God is willing and able to punish obstinate sinners. God is merciful, yes, but He is also just. And a just God punishes those who willfully refuse to obey. “For I solemnly warned your fathers...yet they did not obey or incline their ear, but walked, each one, in the stubbornness of his evil heart; therefore I brought on them all the words of this covenant…” (Jeremiah 11:7-8). If we are punished by God, we will deserve it, and it will be in spite of the fact that He provide us with ample opportunity to repent.
Second, here are three crucial lessons the prophets teach us about ourselves:
We want to go our own way even when it’s not in our best interest. “All of us like sheep have gone astray, each of us has turned to his own way...” (Isaiah 53:6). And as we know from the Proverbs, our own way can lead us straight to disaster: “There is a way which seems right to a man, but its end is the way of death” (Proverbs 14:12).
We are not sufficiently wise to direct our own steps. No matter how much we think we know and understand, we do not have sufficient perspective to appropriately choose a path for ourselves. “I know, O Lord, that a man’s way is not in himself, nor is it in a man who walks to direct his steps” (Jeremiah 10:23). Insisting that we have sufficient wisdom to direct our own steps is equivalent to a blind man insisting he has sufficient sight to drive a car.

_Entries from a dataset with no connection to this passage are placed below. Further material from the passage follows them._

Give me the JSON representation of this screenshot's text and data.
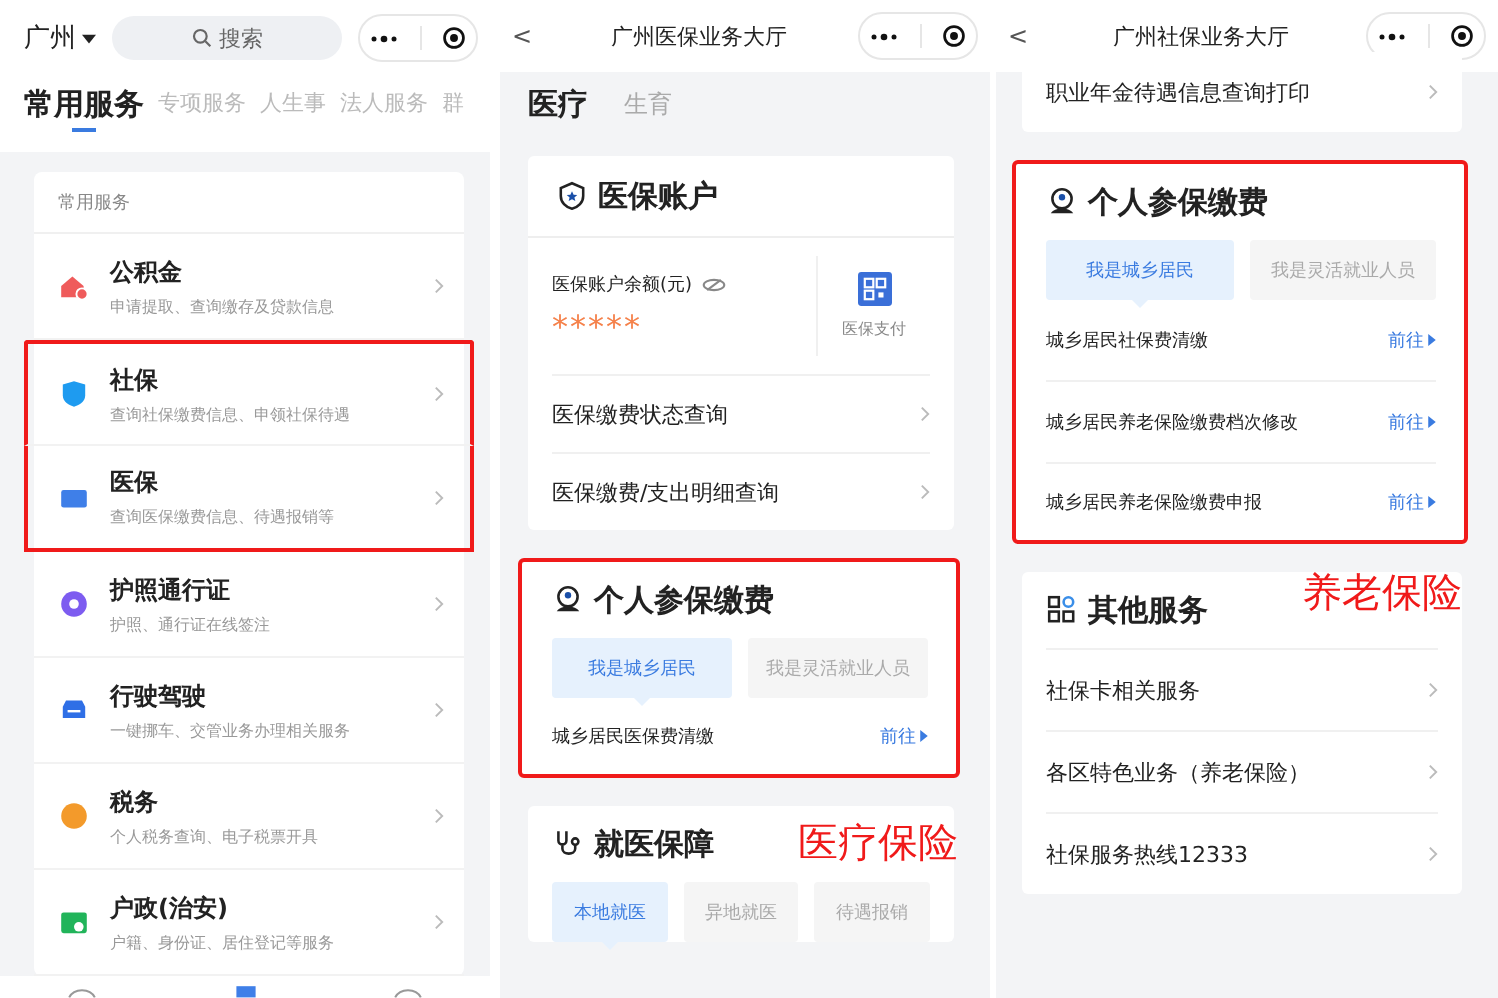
{
  "home": {
    "city": "广州",
    "search": {
      "placeholder": "搜索"
    },
    "tabs": [
      {
        "label": "常用服务",
        "selected": true
      },
      {
        "label": "专项服务",
        "selected": false
      },
      {
        "label": "人生事",
        "selected": false
      },
      {
        "label": "法人服务",
        "selected": false
      },
      {
        "label": "群",
        "selected": false
      }
    ],
    "section_title": "常用服务",
    "services": [
      {
        "title": "公积金",
        "subtitle": "申请提取、查询缴存及贷款信息",
        "highlighted": false
      },
      {
        "title": "社保",
        "subtitle": "查询社保缴费信息、申领社保待遇",
        "highlighted": true
      },
      {
        "title": "医保",
        "subtitle": "查询医保缴费信息、待遇报销等",
        "highlighted": true
      },
      {
        "title": "护照通行证",
        "subtitle": "护照、通行证在线签注",
        "highlighted": false
      },
      {
        "title": "行驶驾驶",
        "subtitle": "一键挪车、交管业务办理相关服务",
        "highlighted": false
      },
      {
        "title": "税务",
        "subtitle": "个人税务查询、电子税票开具",
        "highlighted": false
      },
      {
        "title": "户政(治安)",
        "subtitle": "户籍、身份证、居住登记等服务",
        "highlighted": false
      }
    ]
  },
  "medical_hall": {
    "title": "广州医保业务大厅",
    "back": "<",
    "tabs": [
      {
        "label": "医疗",
        "selected": true
      },
      {
        "label": "生育",
        "selected": false
      }
    ],
    "cards": [
      {
        "kind": "account",
        "title": "医保账户",
        "balance_label": "医保账户余额(元)",
        "balance": "*****",
        "pay_label": "医保支付",
        "links": [
          "医保缴费状态查询",
          "医保缴费/支出明细查询"
        ]
      },
      {
        "kind": "payment",
        "title": "个人参保缴费",
        "highlighted": true,
        "options": [
          {
            "label": "我是城乡居民",
            "selected": true
          },
          {
            "label": "我是灵活就业人员",
            "selected": false
          }
        ],
        "rows": [
          {
            "label": "城乡居民医保费清缴",
            "action": "前往"
          }
        ],
        "annotation": "医疗保险"
      },
      {
        "kind": "coverage",
        "title": "就医保障",
        "highlighted": false,
        "options": [
          {
            "label": "本地就医",
            "selected": true
          },
          {
            "label": "异地就医",
            "selected": false
          },
          {
            "label": "待遇报销",
            "selected": false
          }
        ]
      }
    ]
  },
  "social_hall": {
    "title": "广州社保业务大厅",
    "back": "<",
    "cards": [
      {
        "kind": "links",
        "links": [
          "职业年金待遇信息查询打印"
        ]
      },
      {
        "kind": "payment",
        "title": "个人参保缴费",
        "highlighted": true,
        "options": [
          {
            "label": "我是城乡居民",
            "selected": true
          },
          {
            "label": "我是灵活就业人员",
            "selected": false
          }
        ],
        "rows": [
          {
            "label": "城乡居民社保费清缴",
            "action": "前往"
          },
          {
            "label": "城乡居民养老保险缴费档次修改",
            "action": "前往"
          },
          {
            "label": "城乡居民养老保险缴费申报",
            "action": "前往"
          }
        ],
        "annotation": "养老保险"
      },
      {
        "kind": "services",
        "title": "其他服务",
        "links": [
          "社保卡相关服务",
          "各区特色业务（养老保险）",
          "社保服务热线12333"
        ]
      }
    ]
  }
}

Our thoughts and ways are infinitely lower than God’s. Because of our insolent pride, our egos may be as high as the heavens, but our abilities are not. “For as the heavens are higher than the earth, so are My ways higher than your ways and My thoughts than your thoughts” (Isaiah 55:9).
To recap, the prophets are crucial to us as twenty-first century Christians for at least three reasons:
They are foundational to our Christianity.
They teach us about the Creator.
They teach us about ourselves as created beings.
But, let’s finish where we started...with Jesus (and us).
If we are to be like Jesus, we must know the prophets like Jesus. He knew the prophets, because He studied the prophets, and He studied the prophets, because they were important.
In the end, though, Jesus studied the prophets not simply because they were important, but because they were central to His very mission: “Do not think that I came to abolish the Law or the Prophets; I did not come to abolish but to fulfill.” (Matthew 5:17)
If that is the case, we must study the prophets then, because Jesus is central to our mission.